-- Opening Marker --
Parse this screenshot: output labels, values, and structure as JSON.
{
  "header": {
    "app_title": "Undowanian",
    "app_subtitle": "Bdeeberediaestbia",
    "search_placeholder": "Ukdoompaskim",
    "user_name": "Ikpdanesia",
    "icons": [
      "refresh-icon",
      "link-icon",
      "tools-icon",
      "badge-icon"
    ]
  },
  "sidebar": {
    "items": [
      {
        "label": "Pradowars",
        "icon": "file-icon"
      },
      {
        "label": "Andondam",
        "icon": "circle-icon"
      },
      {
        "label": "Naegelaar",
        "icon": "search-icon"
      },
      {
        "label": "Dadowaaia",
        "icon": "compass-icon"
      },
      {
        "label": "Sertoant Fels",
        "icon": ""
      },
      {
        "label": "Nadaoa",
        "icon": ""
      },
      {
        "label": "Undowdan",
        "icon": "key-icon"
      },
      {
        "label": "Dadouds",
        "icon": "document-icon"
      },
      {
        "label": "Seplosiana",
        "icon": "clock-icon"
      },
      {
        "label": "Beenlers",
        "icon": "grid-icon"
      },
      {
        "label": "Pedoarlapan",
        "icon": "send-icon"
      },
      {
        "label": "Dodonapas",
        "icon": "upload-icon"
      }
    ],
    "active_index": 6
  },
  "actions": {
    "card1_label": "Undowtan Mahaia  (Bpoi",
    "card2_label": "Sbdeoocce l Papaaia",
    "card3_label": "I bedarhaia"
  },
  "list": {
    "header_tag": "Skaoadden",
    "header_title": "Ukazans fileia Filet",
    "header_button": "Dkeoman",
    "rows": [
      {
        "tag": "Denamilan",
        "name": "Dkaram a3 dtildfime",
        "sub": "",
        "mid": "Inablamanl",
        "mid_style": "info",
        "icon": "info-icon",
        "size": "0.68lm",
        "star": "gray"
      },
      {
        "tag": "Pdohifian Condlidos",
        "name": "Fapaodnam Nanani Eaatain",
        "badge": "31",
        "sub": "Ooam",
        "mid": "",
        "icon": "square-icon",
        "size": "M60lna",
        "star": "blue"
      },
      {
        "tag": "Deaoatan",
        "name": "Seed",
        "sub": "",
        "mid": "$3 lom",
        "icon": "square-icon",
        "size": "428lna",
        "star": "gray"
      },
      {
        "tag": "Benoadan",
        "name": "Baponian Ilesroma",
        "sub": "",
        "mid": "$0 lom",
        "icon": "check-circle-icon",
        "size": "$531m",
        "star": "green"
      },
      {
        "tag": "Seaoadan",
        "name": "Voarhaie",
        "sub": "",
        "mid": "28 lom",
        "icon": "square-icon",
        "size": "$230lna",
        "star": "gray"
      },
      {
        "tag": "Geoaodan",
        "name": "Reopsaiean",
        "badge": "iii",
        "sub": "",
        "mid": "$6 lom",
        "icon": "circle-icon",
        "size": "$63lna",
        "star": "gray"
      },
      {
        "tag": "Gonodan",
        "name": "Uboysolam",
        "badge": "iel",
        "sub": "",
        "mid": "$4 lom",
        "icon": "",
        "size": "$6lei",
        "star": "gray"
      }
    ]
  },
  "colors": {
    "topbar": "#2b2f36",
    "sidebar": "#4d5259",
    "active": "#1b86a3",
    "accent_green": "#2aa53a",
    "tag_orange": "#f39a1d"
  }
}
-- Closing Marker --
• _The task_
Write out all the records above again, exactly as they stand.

• _Exercise answer_
Parse this screenshot: output labels, values, and structure as JSON.
{
  "header": {
    "app_title": "Undowanian",
    "app_subtitle": "Bdeeberediaestbia",
    "search_placeholder": "Ukdoompaskim",
    "user_name": "Ikpdanesia",
    "icons": [
      "refresh-icon",
      "link-icon",
      "tools-icon",
      "badge-icon"
    ]
  },
  "sidebar": {
    "items": [
      {
        "label": "Pradowars",
        "icon": "file-icon"
      },
      {
        "label": "Andondam",
        "icon": "circle-icon"
      },
      {
        "label": "Naegelaar",
        "icon": "search-icon"
      },
      {
        "label": "Dadowaaia",
        "icon": "compass-icon"
      },
      {
        "label": "Sertoant Fels",
        "icon": ""
      },
      {
        "label": "Nadaoa",
        "icon": ""
      },
      {
        "label": "Undowdan",
        "icon": "key-icon"
      },
      {
        "label": "Dadouds",
        "icon": "document-icon"
      },
      {
        "label": "Seplosiana",
        "icon": "clock-icon"
      },
      {
        "label": "Beenlers",
        "icon": "grid-icon"
      },
      {
        "label": "Pedoarlapan",
        "icon": "send-icon"
      },
      {
        "label": "Dodonapas",
        "icon": "upload-icon"
      }
    ],
    "active_index": 6
  },
  "actions": {
    "card1_label": "Undowtan Mahaia  (Bpoi",
    "card2_label": "Sbdeoocce l Papaaia",
    "card3_label": "I bedarhaia"
  },
  "list": {
    "header_tag": "Skaoadden",
    "header_title": "Ukazans fileia Filet",
    "header_button": "Dkeoman",
    "rows": [
      {
        "tag": "Denamilan",
        "name": "Dkaram a3 dtildfime",
        "sub": "",
        "mid": "Inablamanl",
        "mid_style": "info",
        "icon": "info-icon",
        "size": "0.68lm",
        "star": "gray"
      },
      {
        "tag": "Pdohifian Condlidos",
        "name": "Fapaodnam Nanani Eaatain",
        "badge": "31",
        "sub": "Ooam",
        "mid": "",
        "icon": "square-icon",
        "size": "M60lna",
        "star": "blue"
      },
      {
        "tag": "Deaoatan",
        "name": "Seed",
        "sub": "",
        "mid": "$3 lom",
        "icon": "square-icon",
        "size": "428lna",
        "star": "gray"
      },
      {
        "tag": "Benoadan",
        "name": "Baponian Ilesroma",
        "sub": "",
        "mid": "$0 lom",
        "icon": "check-circle-icon",
        "size": "$531m",
        "star": "green"
      },
      {
        "tag": "Seaoadan",
        "name": "Voarhaie",
        "sub": "",
        "mid": "28 lom",
        "icon": "square-icon",
        "size": "$230lna",
        "star": "gray"
      },
      {
        "tag": "Geoaodan",
        "name": "Reopsaiean",
        "badge": "iii",
        "sub": "",
        "mid": "$6 lom",
        "icon": "circle-icon",
        "size": "$63lna",
        "star": "gray"
      },
      {
        "tag": "Gonodan",
        "name": "Uboysolam",
        "badge": "iel",
        "sub": "",
        "mid": "$4 lom",
        "icon": "",
        "size": "$6lei",
        "star": "gray"
      }
    ]
  },
  "colors": {
    "topbar": "#2b2f36",
    "sidebar": "#4d5259",
    "active": "#1b86a3",
    "accent_green": "#2aa53a",
    "tag_orange": "#f39a1d"
  }
}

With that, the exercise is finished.